Waiting for THE CALL
Fast forward to August 2018 and I’m still holding on, barely, planning each day carefully and using supplemental oxygen. By now my lung function was down to 21% and should it drop a little lower the machines will not be able to register it.
Without a lung transplant it was likely that the next Christmas, if I made it, would be my last. I was 54.
I would not get to see my grandchildren grow up (I then had four), I would not be able to walk my daughter down the aisle and I was pretty sure that I wouldn’t see my beloved Villa back in the Premier League. So, I carried on carefully planning each day and getting to the end of it, without major issues, I considered a success.
On 6 September my wife Jill and I went out to dinner to celebrate our 32nd wedding anniversary. I held Jill’s hand to tell her that I had finalised all my funeral details and that when death came there was an envelope in my office that contained all the information that she and the children would need in respect of my “send off” and everything relating to household bills etc. It also contained the music I wanted playing…including “Always Look on the Bright Side of Life”, OBVIOUSLY!
We had a lovely meal and agreed that whatever time we had left we would continue to focus on enjoying ourselves with our wonderful friends and family, our three supportive children, and their partners, and our beautiful grandchildren.
But on 18 September at 01:20 in the morning I received THE call!
“Hello, is that Andy? We may have some suitable lungs for you…do you still want to go through with the transplant?”
I was there within half an hour (my bags had been packed and in the boot for 10 months as per hospital instructions).
The lungs went in…there were “speed bumps” concerning my heart, kidneys and a couple of other things and so they kept me in a coma for 8 days.
After 6 weeks in hospital, I was allowed home. I had now entered what I called our “Brave New World”.
Although I no longer had PF I had continued to be involved with everything PF related and organ donation. At the end of 2021 I was checking the APF website and was immediately struck by a vacancy for a support group co-ordinator position at the charity. An opportunity to offer the best support available to people around the UK seemed too good to be true. I was delighted to be appointed and began my new role in January 2022.

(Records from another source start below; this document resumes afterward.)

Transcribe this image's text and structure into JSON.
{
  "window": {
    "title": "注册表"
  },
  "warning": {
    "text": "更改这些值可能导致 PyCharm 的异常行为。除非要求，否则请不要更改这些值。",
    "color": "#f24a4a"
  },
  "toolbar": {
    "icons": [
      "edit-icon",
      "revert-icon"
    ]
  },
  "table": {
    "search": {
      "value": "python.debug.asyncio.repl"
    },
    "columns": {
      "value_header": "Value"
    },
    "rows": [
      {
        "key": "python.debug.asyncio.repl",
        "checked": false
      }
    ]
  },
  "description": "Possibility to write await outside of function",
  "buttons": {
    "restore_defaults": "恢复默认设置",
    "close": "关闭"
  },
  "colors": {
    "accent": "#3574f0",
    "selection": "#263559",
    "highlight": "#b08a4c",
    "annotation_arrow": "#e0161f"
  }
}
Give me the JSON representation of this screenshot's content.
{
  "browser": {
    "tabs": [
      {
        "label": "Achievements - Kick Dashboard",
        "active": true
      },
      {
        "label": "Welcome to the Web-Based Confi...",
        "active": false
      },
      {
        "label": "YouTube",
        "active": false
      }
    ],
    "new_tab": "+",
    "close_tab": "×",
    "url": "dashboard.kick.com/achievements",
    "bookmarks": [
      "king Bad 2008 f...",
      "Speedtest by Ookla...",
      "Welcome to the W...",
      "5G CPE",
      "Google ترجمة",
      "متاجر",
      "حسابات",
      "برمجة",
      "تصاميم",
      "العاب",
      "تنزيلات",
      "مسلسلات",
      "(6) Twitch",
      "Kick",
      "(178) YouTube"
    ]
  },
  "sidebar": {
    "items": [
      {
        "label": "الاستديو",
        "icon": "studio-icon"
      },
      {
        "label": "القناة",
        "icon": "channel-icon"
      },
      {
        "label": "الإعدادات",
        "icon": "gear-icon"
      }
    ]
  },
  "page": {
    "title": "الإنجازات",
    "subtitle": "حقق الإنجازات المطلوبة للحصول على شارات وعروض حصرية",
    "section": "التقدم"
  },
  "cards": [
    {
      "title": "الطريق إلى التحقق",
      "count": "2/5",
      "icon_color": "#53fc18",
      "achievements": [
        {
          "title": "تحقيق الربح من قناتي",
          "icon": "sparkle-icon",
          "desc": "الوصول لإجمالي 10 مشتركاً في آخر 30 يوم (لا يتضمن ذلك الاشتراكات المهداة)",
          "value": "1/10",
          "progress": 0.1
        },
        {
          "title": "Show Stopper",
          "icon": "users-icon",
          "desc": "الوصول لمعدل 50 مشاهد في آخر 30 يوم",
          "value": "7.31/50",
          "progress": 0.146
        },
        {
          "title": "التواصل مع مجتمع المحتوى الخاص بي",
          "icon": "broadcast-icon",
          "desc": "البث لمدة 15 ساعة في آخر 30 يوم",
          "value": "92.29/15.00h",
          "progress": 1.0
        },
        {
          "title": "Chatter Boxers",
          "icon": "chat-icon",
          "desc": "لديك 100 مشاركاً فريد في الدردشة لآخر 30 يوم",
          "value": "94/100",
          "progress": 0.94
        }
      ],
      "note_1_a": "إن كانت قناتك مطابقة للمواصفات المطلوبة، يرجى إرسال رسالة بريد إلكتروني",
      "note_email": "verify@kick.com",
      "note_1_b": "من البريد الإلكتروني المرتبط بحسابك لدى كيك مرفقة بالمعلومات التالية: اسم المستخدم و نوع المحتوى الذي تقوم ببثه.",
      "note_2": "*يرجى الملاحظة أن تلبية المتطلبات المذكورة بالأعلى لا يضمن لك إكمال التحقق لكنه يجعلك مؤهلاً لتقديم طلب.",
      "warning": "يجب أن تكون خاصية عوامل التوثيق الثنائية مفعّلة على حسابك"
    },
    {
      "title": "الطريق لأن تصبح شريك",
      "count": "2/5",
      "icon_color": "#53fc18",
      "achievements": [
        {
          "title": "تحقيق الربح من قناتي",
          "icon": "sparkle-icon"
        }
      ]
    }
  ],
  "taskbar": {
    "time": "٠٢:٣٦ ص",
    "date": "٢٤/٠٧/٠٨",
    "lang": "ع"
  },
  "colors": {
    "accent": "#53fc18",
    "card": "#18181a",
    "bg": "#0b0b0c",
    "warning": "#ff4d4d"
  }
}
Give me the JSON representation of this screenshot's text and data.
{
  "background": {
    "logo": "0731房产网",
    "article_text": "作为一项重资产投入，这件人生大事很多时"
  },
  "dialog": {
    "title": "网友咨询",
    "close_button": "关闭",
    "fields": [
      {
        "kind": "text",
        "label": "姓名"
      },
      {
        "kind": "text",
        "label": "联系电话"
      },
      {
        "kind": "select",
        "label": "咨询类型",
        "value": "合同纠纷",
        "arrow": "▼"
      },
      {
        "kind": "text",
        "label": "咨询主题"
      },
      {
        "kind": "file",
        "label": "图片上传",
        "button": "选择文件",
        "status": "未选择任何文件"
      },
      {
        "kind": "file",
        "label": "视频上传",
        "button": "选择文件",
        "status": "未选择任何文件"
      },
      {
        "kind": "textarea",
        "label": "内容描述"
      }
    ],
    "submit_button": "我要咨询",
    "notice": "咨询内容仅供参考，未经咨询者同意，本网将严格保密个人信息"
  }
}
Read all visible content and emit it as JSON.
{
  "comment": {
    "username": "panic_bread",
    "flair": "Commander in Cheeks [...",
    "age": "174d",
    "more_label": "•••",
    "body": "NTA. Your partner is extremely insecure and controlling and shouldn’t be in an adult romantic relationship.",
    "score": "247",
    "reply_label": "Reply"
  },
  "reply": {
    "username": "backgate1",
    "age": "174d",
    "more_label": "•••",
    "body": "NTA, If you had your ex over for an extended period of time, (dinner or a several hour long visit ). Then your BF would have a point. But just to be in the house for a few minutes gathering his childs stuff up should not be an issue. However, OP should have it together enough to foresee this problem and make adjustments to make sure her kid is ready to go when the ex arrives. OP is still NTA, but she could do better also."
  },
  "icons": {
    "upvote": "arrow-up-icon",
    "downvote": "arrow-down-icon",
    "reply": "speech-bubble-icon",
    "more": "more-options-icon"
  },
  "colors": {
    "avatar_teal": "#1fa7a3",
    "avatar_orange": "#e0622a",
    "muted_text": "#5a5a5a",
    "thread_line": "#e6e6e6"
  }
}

I am looking forward to working with patients, carers, healthcare professionals and the dedicated team at APF in all areas of support, research, education and campaigning.
The pandemic has been tough on us all. Like many others, I have lost friends from my fibrosis family, my transplant family, my blood family and friends during this terrible ordeal.
Despite shielding for two thirds of my Brave New World I have reached many major milestones:
• taken the whole family to Disneyland Paris
• witnessed the arrival of our 5th grandchild, Ada
• won a medal in badminton at the British Transplant Games
• seen my son graduate from university
• seen my eldest daughter enrol for her degree (that makes it three from three)
• abseiled down the “Holte End” at Villa to raise money for APF
• received a Special Recognition Award from the CEO of the Birmingham City Council
• walked my daughter down the aisle
• been able to watch my grandsons play Sunday morning football for local teams
• enjoyed simple days out with my family
• take my granddaughter to a special 9 month empowerment course for teenage girls organised by Aston Villa (she has had stadium tours and been mentored by players from the WSL)
• bought a motorcycle with which I intend to ride from John O’Groats to Land’s End to raise money for APF and organ donation
Now, I have the opportunity to make a real difference in the fight against PF.
It's been two years since I originally wrote this and during that time I've been involved in so many wonderful things with APF that I felt this needed to be updated, particularly now that I have changed roles.
During the pandemic, I was locked away from the world for almost two years and therefore as a regional support coordinator I was able to jump in my car and visit patients, carers, health care professionals and anyone else who asked me to talk about my journey and the work of APF.
NEVER GIVE UP
Andy Bright contact details:
Tel: 07508 857146